There reaches a point in a the formation of a cheese when "rustic" becomes just plain homely. Amanteigado passed that line a long time ago and it takes a brave soul to look past its "science experiment in the back of the fridge" exterior and decide that it would make a good snack.
I could tell you of its moist, tongue coating and slightly grainy interior, but, you're looking at it, and I know you're only seeing its hideous ridges and more than occasional wisps of natural mold. I ask you to imagine that those ridges as the Beira Alta mountains, where the cheese is produced. And the mold? It's the wool of sheep, whose raw milk goes into this ugly duckling of handcrafted cheese.
The cheese itself tastes strongly of sheep.
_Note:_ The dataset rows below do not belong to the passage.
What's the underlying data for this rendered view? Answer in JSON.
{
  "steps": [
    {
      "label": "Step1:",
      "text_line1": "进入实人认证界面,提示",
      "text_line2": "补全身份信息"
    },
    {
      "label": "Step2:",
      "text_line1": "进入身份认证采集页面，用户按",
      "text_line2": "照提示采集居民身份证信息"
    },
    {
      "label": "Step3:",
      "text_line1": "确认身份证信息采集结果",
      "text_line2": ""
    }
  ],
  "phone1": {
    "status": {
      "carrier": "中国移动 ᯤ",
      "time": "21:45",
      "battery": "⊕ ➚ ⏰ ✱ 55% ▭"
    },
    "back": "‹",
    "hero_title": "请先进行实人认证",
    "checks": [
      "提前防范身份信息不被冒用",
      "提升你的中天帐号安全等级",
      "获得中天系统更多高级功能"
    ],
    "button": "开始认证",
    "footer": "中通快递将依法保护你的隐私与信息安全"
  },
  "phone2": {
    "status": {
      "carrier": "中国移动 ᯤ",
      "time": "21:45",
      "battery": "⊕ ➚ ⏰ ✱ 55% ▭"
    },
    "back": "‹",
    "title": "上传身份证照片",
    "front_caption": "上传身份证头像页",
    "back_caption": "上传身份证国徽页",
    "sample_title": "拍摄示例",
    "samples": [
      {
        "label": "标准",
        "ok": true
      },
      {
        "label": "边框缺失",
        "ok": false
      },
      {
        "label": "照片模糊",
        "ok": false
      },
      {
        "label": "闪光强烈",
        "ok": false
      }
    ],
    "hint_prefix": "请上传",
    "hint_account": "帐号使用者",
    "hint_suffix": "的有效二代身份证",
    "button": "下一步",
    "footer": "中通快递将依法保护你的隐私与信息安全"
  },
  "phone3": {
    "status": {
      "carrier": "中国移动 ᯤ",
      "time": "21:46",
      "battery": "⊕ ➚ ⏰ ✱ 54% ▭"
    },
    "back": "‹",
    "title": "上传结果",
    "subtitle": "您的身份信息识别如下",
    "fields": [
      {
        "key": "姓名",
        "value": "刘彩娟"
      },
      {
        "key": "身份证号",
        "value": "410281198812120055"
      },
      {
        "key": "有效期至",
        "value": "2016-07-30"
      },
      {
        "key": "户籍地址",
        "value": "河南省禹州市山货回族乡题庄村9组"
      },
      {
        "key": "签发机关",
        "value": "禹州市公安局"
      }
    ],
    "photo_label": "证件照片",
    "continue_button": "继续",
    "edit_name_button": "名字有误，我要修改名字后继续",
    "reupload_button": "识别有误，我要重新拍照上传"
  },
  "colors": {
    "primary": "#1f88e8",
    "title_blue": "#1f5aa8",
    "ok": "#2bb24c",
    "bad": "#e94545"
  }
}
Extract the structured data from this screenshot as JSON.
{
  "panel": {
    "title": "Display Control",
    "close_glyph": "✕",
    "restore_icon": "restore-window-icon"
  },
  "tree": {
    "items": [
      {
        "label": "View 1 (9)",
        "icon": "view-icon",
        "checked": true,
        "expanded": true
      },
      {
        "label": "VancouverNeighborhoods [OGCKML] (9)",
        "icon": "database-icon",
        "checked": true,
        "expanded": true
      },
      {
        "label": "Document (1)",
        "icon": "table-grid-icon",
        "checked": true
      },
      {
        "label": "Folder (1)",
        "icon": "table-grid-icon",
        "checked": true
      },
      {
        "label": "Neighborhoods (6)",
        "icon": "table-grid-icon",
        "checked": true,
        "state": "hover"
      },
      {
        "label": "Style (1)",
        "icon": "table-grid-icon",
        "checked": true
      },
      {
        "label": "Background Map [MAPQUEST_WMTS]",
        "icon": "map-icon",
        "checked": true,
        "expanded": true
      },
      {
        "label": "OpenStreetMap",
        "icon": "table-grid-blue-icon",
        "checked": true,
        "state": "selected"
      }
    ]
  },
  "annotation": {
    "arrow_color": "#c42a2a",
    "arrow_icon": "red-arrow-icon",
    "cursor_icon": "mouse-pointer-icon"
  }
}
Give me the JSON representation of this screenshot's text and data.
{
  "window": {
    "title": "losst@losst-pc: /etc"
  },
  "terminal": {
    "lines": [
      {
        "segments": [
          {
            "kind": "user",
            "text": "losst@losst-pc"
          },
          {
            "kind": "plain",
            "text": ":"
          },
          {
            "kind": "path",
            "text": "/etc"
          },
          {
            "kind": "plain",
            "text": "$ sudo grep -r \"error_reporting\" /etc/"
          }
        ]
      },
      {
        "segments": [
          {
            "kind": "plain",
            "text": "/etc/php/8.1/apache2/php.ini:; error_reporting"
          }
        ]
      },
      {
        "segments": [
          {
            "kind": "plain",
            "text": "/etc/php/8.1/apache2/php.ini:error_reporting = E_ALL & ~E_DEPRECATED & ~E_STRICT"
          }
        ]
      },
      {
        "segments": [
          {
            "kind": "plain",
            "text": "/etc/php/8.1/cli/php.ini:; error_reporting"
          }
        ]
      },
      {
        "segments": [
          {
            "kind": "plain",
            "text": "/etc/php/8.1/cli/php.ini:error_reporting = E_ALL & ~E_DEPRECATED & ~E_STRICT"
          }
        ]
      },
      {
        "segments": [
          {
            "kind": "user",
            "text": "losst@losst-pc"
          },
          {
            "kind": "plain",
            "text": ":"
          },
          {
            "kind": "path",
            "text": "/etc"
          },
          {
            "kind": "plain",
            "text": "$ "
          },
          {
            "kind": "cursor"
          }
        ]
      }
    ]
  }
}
Bright and hugely lanolin-y, it has the funky flavor of, strange as this may sound, salami. In fact, as it ages, I've found it tastes more and more so, with the most aged cheeses finding me strangely looking for some provolone for some cheese on cheese action. Though I'm not quite that liberal: one cheese and one meat, in this case mortadella—or maybe even olives—that's the true meaning of a pairing.
Unless your future holds a trip to Portugal, where this cheese is widely available, Murray's Cheese carries it for $10.99. I would suggest giving a friendly inquiry at your local cheese counter as well. Portuguese cheeses are currently a bit of an underdog, but hopefully we'll see a rise in popularily (the Cheesemonger risks doing some trend predicting), making cheeses like this more widely available.